HOW TO COMPLETE THIS TASK » Scan the records below, and wherever a line has the word "false", pull it out.

── SOURCE DATA

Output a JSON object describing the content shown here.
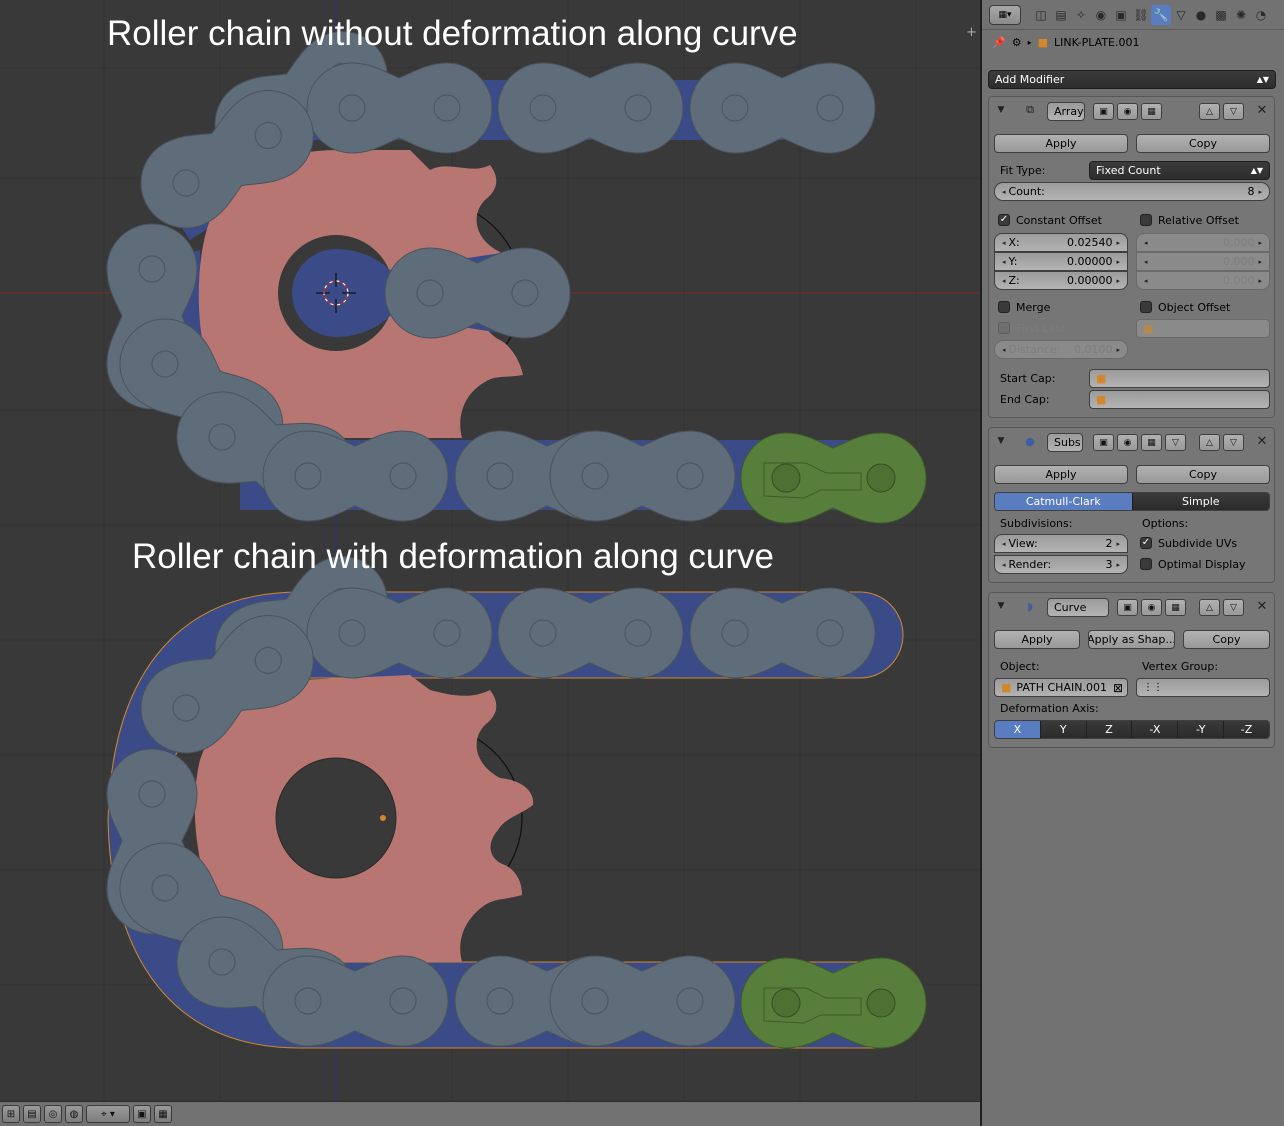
{
  "viewport": {
    "title_top": "Roller chain without deformation along curve",
    "title_bottom": "Roller chain with deformation along curve"
  },
  "footer": {
    "icons": [
      "view-menu-icon",
      "object-mode-icon",
      "shading-icon",
      "pivot-icon",
      "manipulator-icon",
      "layer-icon",
      "render-icon"
    ]
  },
  "properties": {
    "breadcrumb_object": "LINK-PLATE.001",
    "add_modifier": "Add Modifier",
    "array": {
      "name": "Array",
      "apply": "Apply",
      "copy": "Copy",
      "fit_type_label": "Fit Type:",
      "fit_type_value": "Fixed Count",
      "count_label": "Count:",
      "count_value": "8",
      "constant_offset": "Constant Offset",
      "constant_offset_checked": true,
      "relative_offset": "Relative Offset",
      "relative_offset_checked": false,
      "x_label": "X:",
      "x_value": "0.02540",
      "y_label": "Y:",
      "y_value": "0.00000",
      "z_label": "Z:",
      "z_value": "0.00000",
      "rel_x": "0.000",
      "rel_y": "0.000",
      "rel_z": "0.000",
      "merge": "Merge",
      "merge_checked": false,
      "first_last": "First Last",
      "object_offset": "Object Offset",
      "object_offset_checked": false,
      "distance_label": "Distance:",
      "distance_value": "0.0100",
      "start_cap": "Start Cap:",
      "end_cap": "End Cap:"
    },
    "subsurf": {
      "name": "Subs",
      "apply": "Apply",
      "copy": "Copy",
      "mode_catmull": "Catmull-Clark",
      "mode_simple": "Simple",
      "subdivisions_label": "Subdivisions:",
      "options_label": "Options:",
      "view_label": "View:",
      "view_value": "2",
      "render_label": "Render:",
      "render_value": "3",
      "subdivide_uvs": "Subdivide UVs",
      "subdivide_uvs_checked": true,
      "optimal_display": "Optimal Display",
      "optimal_display_checked": false
    },
    "curve": {
      "name": "Curve",
      "apply": "Apply",
      "apply_shape": "Apply as Shap...",
      "copy": "Copy",
      "object_label": "Object:",
      "object_value": "PATH CHAIN.001",
      "vertex_group_label": "Vertex Group:",
      "deformation_axis_label": "Deformation Axis:",
      "axes": [
        "X",
        "Y",
        "Z",
        "-X",
        "-Y",
        "-Z"
      ],
      "active_axis": "X"
    }
  },
  "colors": {
    "link_plate": "#5f6c79",
    "chain_blue": "#3b4b88",
    "sprocket": "#b87672",
    "active_link": "#577f3b",
    "accent": "#5a7cc0"
  }
}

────

SOLUTION TO THIS EXERCISE »
      "relative_offset_checked": false,
      "merge_checked": false,
      "object_offset_checked": false,
      "optimal_display_checked": false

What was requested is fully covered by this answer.